As a trucking trial attorney, I see it all too often. And now again. Early yesterday morning a tractor trailer loaded with sand ran a stop sign in south central Florida, striking a van on the right side. and killing six men. According to an Associated Press report by Christine Armario, investigators were still trying to determine while the West Coast Aggregate 18-wheeler failed to stop for the stop sign. Authorities were still seeking to identify the six victims who were thought to be HIspanic.
reported that the tractor-trailer was hauling sand out of Ortona Sand Co., five to six miles from where the accident occurred. The van, registered to a farm labor contractor, was not authorized to transport farm workers and had not passed vehicle safety inspections.
According to USDOT information, West Coast Aggregate Haulers is based in Venice, Florida, and reports operation of only one power unit, hauling aggregate on interstate trips only. In the past 24 months West Coast Aggregate had two truck inspections, failing one of them.
Florida requires only $300,000 liability insurance for trucks of intrastate haulers with a gross vehicle weight of 44,000 to 80,000 pounds, compared with the minimum $750,000 required for interstate truckers and the measly $100,000 required for intrastate haulers in Georgia. However, we often find in Georgia that trucks hauling timber and building materials such as sand actually carry $1 million liability coverage due to contractual requirements.
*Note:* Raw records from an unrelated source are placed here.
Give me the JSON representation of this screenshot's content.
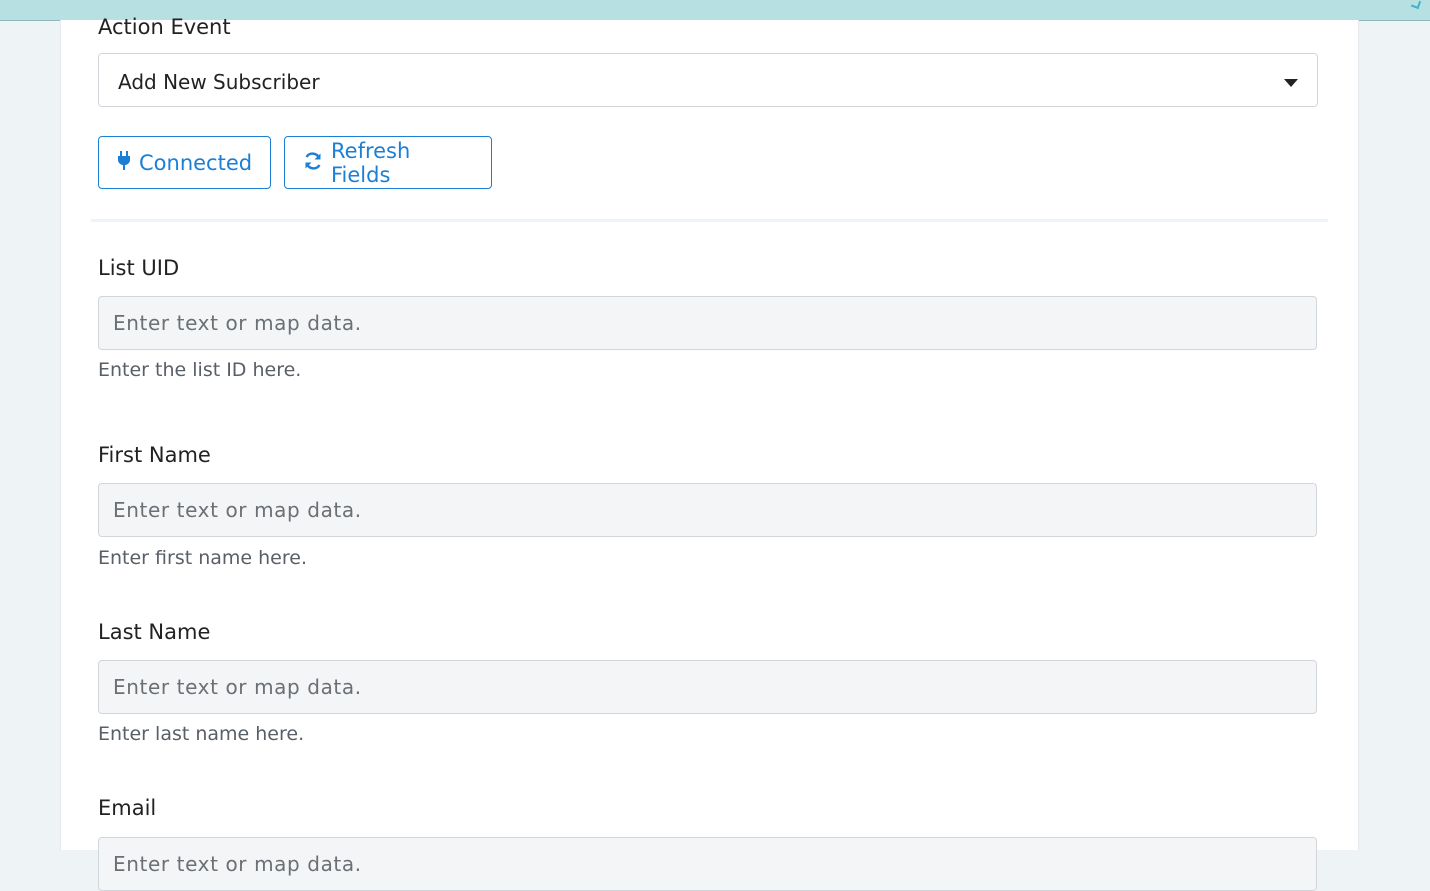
{
  "form": {
    "action_event": {
      "label": "Action Event",
      "selected": "Add New Subscriber"
    },
    "buttons": {
      "connected": {
        "label": "Connected",
        "icon": "plug-icon"
      },
      "refresh": {
        "label": "Refresh Fields",
        "icon": "refresh-icon"
      }
    },
    "fields": [
      {
        "label": "List UID",
        "placeholder": "Enter text or map data.",
        "hint": "Enter the list ID here."
      },
      {
        "label": "First Name",
        "placeholder": "Enter text or map data.",
        "hint": "Enter first name here."
      },
      {
        "label": "Last Name",
        "placeholder": "Enter text or map data.",
        "hint": "Enter last name here."
      },
      {
        "label": "Email",
        "placeholder": "Enter text or map data."
      }
    ]
  },
  "colors": {
    "accent": "#1c7fd6",
    "topbar": "#b7e0e3",
    "input_bg": "#f3f5f7",
    "page_bg": "#eef3f6"
  }
}
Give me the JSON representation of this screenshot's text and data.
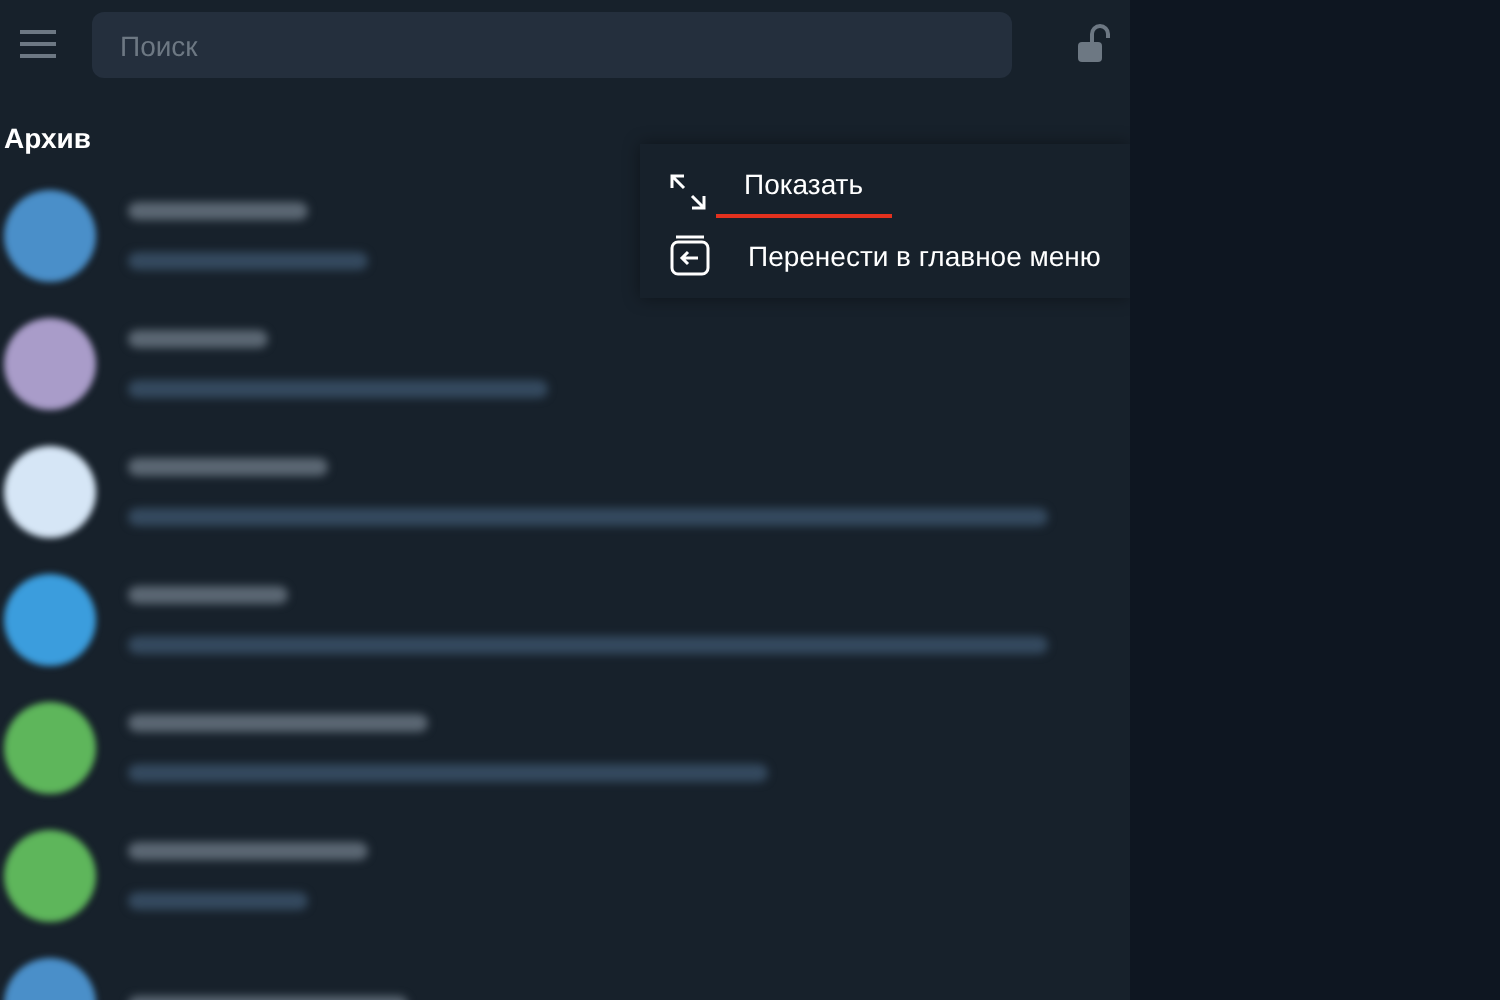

Ken Shigley has served as chair of the Southeastern Motor Carrier Litigation Institute, co-sponsored by the Georgia, Alabama, Tennessee and North Carolina Trial Lawyers Associations. He is on the National Advisory Board for the Association of Interstate Trucking Lawyers of America, and will speak this week at a seminar in Chicago sponsored by the Interstate Trucking Litigation Group of the American Association for Justice. A member of the Million Dollar Advocates, he has successfully tried truck, bus and passenger van accident cases with multimillion dollar verdicts and settlements. He has lectured on truck and bus litigation topics at continuing legal education programs throughout the United States. A Certified Civil Trial Advocate of the National Board of Trial Advocacy, he is also a Master of the Lamar Inn of Court at Emory Law School, a faculty member for ten years at the Emory University Law School Trial Techniques Program, and was recently elected Secretary of the 39,000 member State Bar of Georgia.